In the foothills of Mt. Kilimanjaro, Meg will conduct maternal and infant/child care workshops (healthy pregnancy, infant care, when to seek medical assistance, etc); and conduct trainings on such topics as healthy and unhealthy choices, building leadership skills, fostering emotional fortitude, and more.
At the acclaimed International School of Moshi (ISM) in Arusha, Meg will be work with students on such topics as managing stress and anxiety, time management and “poise, presence and posture” in leadership; and with the faculty she will discuss the biology of the teenage brain, what is “normal” behavior, and how to best support and optimize students’ performance.
Meg’s work in Africa began in the 1980s when she led a rural health care delivery unit, targeting maternal and child health, water sanitation, HIV/STD prevention, and leadership training. She has since co-authored the nationally accredited interactive preK-12 curriculum, still widely used today in schools throughout the country; developed health promotion workshops for youth and adults, including the award-winning Leadership Challenge©, Take the LEAD©, and Mentoring Through Drama©; and she has had extensive experience with youth, parent, and community health planning and programming and speaks on a myriad of health topics locally and nationally.
Meg lives in New Canaan with her husband and four children, ranging from elementary school to college. Her oldest daughter Alyssa is currently working in Tanzania with Unite’s partner Uzima Africa International, protecting and preserving maternail health.
Unite The World With Africa is a portal of service for everyone who has a heart for service in Africa and wants to be part of the solution. Contact Anne Wells at email@example.com.
- Join Unite’s youth group Global Girls & Guys Unite, which educates, connects and empowers students in America tp be change agents with and for their peers in Africa.
- Travel with Unite on service-safari tour.
- Volunteer.. At home or abroad for short- or long-term placements.
- Shop Unite’s Ashe Collection (www.ashecollection.com), an online store featuring unique and elegant lines of African artistry. 100% of sales supports Unite’s work to advance health, education and microfinance programs in Africa

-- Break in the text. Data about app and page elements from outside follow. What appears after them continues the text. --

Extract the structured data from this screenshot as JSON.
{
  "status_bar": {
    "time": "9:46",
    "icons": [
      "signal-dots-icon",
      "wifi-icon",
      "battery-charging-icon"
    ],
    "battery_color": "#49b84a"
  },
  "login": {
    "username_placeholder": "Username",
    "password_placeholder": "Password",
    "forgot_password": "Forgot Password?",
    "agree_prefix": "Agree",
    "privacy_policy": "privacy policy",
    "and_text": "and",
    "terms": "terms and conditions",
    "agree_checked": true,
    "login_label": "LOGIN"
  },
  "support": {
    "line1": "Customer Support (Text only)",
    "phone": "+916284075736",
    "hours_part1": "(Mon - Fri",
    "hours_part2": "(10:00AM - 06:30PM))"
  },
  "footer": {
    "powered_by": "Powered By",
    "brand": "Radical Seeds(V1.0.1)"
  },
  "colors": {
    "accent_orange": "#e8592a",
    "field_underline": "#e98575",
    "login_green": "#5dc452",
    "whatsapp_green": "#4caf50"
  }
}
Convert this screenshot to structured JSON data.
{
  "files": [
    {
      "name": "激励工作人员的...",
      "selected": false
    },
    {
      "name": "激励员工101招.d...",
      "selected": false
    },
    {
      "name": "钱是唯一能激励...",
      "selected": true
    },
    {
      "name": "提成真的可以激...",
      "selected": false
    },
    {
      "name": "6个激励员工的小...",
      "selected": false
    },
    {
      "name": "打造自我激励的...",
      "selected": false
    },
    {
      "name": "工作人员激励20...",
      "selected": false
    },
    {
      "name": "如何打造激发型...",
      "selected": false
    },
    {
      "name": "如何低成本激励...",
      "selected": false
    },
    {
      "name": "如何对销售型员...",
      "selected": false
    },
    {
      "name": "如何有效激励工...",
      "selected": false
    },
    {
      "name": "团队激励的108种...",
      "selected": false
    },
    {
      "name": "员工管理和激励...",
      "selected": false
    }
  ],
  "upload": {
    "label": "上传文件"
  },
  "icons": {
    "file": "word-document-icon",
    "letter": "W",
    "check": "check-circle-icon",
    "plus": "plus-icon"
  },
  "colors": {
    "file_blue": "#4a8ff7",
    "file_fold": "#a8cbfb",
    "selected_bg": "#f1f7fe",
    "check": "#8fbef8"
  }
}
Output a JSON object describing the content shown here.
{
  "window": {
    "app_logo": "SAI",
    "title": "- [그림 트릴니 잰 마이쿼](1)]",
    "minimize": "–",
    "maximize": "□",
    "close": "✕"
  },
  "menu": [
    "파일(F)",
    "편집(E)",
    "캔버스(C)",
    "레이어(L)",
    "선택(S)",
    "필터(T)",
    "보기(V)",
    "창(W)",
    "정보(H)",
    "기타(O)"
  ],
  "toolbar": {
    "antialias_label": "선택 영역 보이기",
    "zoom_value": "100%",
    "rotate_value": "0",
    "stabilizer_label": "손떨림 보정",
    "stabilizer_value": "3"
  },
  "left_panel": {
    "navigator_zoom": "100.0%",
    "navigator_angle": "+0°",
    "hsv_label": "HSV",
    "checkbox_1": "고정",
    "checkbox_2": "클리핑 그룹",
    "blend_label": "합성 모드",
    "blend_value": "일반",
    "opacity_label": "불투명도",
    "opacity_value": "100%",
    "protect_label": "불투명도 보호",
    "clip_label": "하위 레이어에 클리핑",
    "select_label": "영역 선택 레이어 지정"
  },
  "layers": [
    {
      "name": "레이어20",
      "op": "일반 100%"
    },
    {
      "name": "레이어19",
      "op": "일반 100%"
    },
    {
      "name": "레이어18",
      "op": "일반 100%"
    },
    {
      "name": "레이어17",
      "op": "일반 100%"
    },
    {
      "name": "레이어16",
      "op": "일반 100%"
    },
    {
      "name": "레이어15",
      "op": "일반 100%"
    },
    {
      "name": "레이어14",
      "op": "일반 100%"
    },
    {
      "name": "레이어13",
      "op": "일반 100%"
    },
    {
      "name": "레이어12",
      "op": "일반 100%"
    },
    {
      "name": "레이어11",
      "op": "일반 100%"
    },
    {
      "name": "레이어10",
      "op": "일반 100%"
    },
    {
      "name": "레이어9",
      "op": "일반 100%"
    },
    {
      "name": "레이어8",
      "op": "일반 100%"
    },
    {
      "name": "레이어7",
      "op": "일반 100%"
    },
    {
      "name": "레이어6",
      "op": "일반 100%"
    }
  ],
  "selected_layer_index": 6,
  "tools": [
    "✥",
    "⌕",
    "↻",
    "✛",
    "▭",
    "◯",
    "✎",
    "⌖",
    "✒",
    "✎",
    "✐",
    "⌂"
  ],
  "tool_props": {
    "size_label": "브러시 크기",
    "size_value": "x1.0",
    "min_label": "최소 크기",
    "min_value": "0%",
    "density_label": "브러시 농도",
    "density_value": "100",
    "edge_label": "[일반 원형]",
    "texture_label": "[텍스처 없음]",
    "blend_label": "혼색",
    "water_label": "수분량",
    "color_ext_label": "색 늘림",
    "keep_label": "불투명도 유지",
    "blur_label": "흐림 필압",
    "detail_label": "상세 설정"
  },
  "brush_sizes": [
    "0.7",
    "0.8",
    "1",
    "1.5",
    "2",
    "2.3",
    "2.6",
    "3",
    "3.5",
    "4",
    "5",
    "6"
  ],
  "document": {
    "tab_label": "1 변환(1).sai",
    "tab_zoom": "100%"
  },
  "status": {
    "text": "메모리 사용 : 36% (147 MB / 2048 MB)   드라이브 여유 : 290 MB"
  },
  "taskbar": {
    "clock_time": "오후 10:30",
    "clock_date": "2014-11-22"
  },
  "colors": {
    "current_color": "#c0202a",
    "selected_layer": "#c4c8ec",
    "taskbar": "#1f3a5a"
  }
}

- Tanzania is one of the poorest countries in the world with 60% of the population living on less than $2 per day and 20% living on less than $1 per day. It ranked 164th out of 177 countries in the U.N. Human Development Index. (Imperial College London)
- There are only two doctors for every 100,000 people. (Imperial College London)
- In 2004, only 64% of the population survived past the age of 40. (Imperial College London)
- One in five Tanzanian girls has no education at all. (UN)
- Pregnancy is the world’s leading cause of death for girls 15 to 19 years old. In Sub-Saharan Africa
- a woman has a 1 in 3 chance of dying in child birth compared to a risk of 1 in 4,085 in industrialized countries. (Girls Foundation of Tanzania)
- Only about half of the population has access to clean water or improved sanitation. (World Vision)
- More than 1.4 million Tanzanians live with HIV/AIDS, and almost 1 million children have lost one or both parents to the disease. (World Vision)